◆ Exercise brief
Report all lines of the records that contain "header".

Element data from apps and pages:
[Start of section]
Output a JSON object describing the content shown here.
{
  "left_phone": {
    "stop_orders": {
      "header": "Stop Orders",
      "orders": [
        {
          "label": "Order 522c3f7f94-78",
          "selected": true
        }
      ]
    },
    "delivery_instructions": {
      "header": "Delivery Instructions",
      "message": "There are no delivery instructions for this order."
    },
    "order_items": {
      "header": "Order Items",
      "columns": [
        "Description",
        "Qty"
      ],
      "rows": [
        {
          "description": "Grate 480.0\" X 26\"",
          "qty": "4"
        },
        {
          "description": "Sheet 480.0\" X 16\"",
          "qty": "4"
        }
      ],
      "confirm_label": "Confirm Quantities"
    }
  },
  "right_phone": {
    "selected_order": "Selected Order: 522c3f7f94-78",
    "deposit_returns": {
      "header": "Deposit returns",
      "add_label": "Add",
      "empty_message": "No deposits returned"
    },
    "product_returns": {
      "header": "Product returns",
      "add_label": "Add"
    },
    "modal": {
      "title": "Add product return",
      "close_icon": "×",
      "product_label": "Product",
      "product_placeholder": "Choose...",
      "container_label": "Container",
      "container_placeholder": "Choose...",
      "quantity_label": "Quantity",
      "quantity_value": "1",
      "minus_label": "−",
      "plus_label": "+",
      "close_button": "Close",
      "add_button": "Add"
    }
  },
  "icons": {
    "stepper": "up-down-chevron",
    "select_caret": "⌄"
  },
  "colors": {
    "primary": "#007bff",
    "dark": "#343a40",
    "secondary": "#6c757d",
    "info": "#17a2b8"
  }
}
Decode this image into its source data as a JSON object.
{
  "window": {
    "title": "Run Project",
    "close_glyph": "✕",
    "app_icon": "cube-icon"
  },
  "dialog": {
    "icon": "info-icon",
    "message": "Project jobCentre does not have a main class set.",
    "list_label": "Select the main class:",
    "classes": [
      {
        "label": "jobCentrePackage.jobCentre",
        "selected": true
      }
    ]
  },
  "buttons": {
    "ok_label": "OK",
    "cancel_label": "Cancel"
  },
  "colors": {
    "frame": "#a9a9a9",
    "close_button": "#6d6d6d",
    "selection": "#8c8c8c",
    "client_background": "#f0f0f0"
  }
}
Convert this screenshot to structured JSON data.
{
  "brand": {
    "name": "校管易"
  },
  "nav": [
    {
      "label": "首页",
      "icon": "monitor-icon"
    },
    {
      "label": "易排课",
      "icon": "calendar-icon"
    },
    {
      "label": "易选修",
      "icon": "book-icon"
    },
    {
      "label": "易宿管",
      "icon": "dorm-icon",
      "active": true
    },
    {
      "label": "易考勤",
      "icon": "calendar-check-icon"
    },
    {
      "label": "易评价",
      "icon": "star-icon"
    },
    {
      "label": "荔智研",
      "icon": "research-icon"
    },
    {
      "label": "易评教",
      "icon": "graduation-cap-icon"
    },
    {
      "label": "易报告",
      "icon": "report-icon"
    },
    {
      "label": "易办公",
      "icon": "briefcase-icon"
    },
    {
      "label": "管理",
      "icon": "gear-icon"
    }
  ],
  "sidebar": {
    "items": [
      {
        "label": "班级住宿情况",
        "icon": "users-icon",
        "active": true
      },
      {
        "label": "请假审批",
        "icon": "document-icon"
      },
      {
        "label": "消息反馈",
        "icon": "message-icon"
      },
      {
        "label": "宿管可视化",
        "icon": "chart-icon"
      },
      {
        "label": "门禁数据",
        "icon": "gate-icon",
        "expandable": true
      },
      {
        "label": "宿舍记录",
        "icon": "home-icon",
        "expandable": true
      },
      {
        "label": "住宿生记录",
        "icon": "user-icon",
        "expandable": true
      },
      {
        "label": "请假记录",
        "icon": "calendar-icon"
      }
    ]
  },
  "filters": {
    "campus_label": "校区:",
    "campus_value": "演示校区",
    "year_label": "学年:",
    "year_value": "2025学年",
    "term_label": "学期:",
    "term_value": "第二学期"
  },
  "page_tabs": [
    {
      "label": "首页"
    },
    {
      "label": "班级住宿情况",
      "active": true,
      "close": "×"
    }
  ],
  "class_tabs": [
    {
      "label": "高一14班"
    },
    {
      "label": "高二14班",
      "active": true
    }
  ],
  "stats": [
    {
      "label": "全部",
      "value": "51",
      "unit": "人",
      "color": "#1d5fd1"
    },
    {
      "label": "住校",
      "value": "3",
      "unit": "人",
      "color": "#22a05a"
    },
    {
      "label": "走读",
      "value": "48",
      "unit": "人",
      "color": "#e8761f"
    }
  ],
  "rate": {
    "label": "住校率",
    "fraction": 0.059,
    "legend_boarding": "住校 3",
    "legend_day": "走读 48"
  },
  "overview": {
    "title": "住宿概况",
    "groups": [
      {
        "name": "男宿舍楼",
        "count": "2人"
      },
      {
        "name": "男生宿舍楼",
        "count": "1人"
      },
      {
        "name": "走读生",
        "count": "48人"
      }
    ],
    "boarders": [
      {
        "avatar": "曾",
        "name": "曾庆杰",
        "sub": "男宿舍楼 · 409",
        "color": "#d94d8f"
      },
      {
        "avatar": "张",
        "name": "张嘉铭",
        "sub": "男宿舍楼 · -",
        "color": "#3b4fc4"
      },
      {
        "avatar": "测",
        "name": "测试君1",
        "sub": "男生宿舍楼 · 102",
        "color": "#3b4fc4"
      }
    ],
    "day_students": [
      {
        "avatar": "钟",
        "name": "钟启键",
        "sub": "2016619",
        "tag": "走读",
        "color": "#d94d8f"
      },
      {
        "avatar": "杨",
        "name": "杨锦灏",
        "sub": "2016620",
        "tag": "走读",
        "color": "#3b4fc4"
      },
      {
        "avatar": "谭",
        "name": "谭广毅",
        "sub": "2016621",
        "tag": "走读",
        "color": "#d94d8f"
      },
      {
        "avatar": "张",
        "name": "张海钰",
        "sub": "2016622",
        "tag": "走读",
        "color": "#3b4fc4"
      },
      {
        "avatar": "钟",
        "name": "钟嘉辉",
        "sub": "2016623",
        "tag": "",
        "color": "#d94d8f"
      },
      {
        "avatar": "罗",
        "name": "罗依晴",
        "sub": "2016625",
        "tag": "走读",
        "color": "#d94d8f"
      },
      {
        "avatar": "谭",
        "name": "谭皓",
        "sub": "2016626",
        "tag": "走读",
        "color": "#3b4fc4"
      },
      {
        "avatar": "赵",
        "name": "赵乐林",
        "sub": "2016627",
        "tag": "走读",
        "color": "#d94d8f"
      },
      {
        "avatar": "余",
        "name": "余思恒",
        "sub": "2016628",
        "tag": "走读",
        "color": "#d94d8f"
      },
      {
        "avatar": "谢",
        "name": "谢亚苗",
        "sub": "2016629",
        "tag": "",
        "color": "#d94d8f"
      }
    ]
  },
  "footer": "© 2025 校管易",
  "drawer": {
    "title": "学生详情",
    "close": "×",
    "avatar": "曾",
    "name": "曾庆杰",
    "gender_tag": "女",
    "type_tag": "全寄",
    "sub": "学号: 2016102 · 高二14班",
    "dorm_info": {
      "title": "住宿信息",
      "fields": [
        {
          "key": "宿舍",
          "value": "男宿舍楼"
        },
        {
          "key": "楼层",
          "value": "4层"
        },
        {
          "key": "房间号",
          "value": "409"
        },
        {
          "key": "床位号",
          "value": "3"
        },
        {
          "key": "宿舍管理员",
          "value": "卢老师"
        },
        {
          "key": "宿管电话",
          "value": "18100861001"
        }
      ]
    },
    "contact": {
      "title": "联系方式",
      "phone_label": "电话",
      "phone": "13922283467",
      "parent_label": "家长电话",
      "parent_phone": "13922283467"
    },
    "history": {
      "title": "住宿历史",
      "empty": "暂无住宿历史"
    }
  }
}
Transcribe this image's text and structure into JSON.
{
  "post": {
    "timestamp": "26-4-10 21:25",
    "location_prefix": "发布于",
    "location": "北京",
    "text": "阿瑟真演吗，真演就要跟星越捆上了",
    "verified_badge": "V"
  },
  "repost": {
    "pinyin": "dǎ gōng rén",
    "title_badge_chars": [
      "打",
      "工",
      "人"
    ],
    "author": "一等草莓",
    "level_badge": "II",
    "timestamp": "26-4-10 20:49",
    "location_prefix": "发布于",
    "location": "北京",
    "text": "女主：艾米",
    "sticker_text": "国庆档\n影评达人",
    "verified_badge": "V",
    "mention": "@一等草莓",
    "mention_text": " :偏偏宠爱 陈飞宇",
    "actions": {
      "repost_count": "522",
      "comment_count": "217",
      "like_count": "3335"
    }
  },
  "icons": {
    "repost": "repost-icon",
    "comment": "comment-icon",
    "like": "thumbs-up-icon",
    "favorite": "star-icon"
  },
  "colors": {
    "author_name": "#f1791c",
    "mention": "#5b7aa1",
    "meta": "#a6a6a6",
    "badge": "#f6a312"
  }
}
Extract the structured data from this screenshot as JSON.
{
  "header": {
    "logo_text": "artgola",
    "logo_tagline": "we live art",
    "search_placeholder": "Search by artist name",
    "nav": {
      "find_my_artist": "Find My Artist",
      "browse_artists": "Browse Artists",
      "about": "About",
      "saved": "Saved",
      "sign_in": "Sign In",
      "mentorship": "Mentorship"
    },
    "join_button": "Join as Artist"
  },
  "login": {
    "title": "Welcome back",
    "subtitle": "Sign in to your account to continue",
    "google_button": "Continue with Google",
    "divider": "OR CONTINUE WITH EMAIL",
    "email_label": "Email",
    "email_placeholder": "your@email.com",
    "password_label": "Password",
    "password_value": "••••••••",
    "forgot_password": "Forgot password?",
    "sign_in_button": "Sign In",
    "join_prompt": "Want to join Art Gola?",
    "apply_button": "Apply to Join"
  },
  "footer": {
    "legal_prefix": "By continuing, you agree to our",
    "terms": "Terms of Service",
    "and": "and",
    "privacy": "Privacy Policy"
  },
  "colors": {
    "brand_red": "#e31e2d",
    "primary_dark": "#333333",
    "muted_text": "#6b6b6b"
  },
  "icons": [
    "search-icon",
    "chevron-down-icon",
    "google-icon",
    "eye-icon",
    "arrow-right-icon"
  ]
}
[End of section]
◆ Solved problem
      "header": "Stop Orders",
      "header": "Delivery Instructions",
      "header": "Order Items",
      "header": "Deposit returns",
      "header": "Product returns",
  "header": {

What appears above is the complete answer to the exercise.